::: DATASET :::

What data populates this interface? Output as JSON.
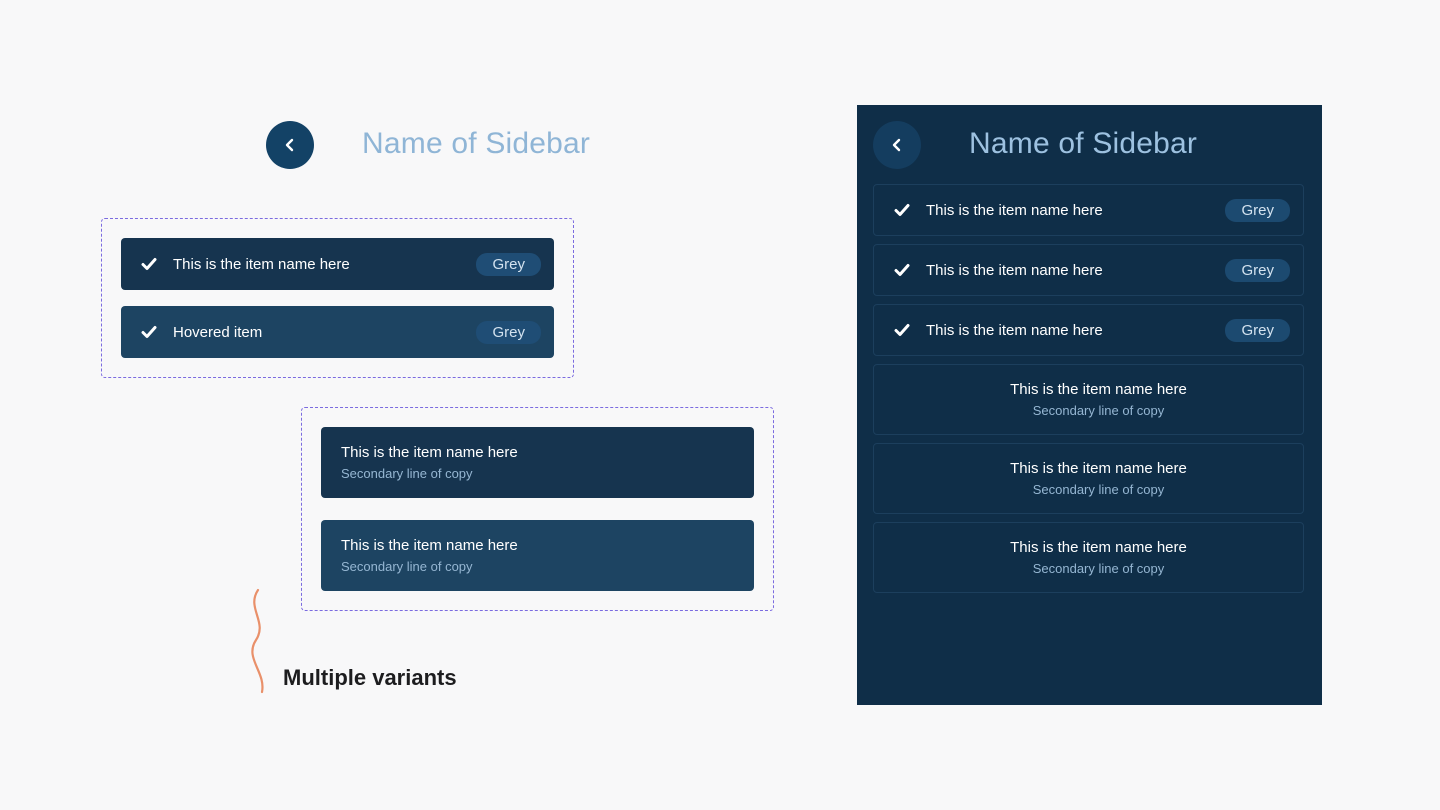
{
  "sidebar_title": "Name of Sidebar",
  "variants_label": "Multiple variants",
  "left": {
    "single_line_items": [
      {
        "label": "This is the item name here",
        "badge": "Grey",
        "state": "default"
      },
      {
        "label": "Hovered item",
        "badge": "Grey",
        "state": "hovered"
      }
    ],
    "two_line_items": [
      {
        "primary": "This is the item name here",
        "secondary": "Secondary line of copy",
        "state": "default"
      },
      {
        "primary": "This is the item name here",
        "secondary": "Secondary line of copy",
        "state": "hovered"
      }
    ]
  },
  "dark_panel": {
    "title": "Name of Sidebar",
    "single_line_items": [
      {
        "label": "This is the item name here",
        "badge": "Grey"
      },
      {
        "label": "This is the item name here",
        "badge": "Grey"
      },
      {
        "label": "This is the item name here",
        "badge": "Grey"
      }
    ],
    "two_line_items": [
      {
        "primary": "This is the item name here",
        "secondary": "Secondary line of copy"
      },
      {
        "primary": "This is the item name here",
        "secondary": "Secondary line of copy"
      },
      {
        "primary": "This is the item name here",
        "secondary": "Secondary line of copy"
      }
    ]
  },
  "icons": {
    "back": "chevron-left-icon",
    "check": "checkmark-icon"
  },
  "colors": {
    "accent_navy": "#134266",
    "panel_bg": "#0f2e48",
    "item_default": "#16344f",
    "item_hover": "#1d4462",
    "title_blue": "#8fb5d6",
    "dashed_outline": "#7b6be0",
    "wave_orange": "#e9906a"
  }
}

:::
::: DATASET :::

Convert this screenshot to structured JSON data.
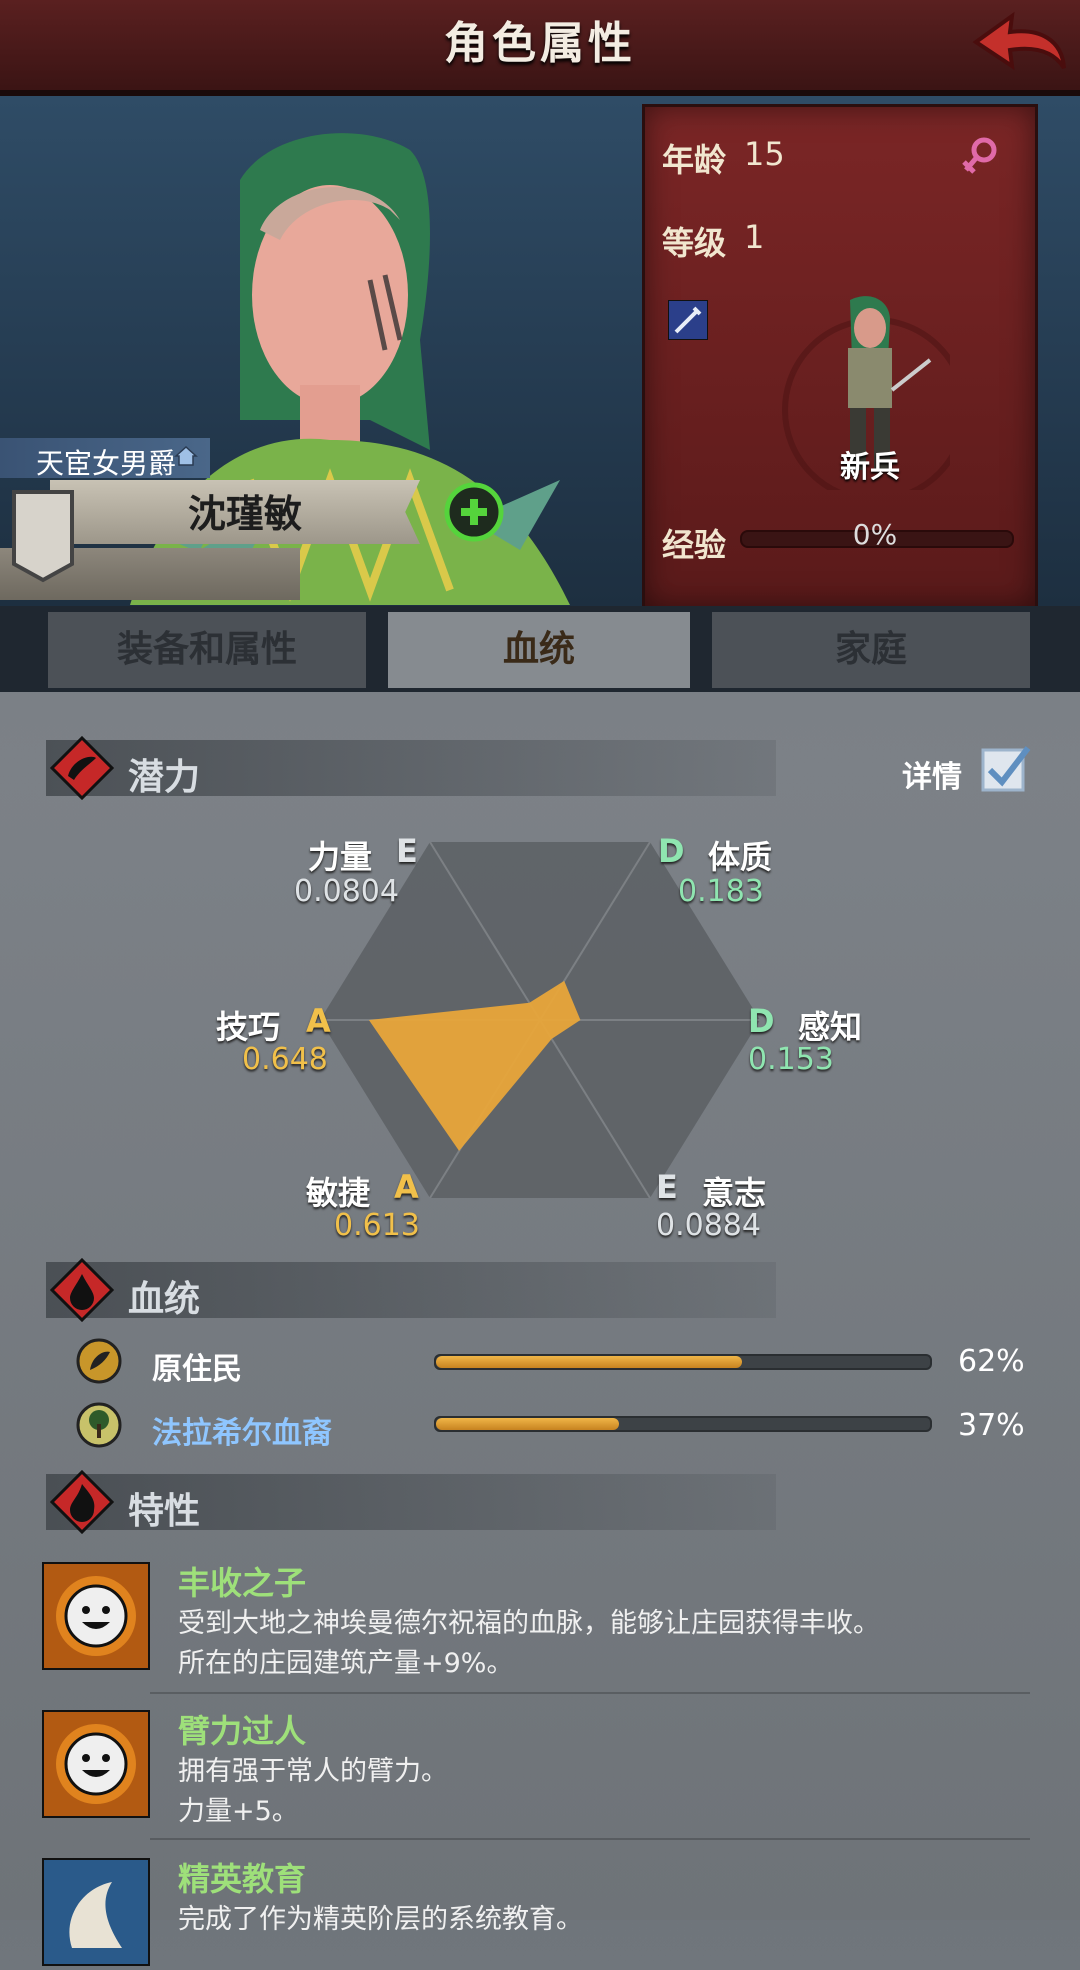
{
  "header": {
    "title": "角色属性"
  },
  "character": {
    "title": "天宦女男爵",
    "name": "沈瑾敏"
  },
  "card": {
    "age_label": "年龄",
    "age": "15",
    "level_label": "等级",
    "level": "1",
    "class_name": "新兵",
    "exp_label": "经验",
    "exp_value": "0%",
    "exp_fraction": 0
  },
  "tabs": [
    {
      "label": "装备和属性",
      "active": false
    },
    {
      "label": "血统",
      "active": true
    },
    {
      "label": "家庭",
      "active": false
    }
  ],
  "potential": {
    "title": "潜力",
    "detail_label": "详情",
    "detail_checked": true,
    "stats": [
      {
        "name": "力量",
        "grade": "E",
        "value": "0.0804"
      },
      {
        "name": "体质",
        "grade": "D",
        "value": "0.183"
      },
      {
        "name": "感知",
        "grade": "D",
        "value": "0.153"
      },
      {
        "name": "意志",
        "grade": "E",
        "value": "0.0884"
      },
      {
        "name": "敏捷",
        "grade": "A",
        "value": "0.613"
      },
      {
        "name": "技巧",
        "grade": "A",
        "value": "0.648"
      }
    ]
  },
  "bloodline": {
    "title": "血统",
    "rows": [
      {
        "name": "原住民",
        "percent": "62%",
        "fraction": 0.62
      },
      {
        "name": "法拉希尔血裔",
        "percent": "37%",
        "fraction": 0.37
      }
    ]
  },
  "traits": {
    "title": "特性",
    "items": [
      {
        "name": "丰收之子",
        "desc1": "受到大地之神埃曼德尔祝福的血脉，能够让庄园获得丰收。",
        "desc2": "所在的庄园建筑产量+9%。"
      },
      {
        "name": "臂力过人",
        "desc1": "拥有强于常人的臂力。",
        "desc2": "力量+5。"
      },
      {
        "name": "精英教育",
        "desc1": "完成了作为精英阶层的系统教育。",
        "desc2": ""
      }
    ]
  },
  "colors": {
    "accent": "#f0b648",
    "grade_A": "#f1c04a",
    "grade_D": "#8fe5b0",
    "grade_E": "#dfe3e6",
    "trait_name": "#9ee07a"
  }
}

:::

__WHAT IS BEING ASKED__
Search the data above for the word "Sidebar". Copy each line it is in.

__ANSWER TO THIS PROBLEM__
  "sidebar_title": "Name of Sidebar",
    "title": "Name of Sidebar",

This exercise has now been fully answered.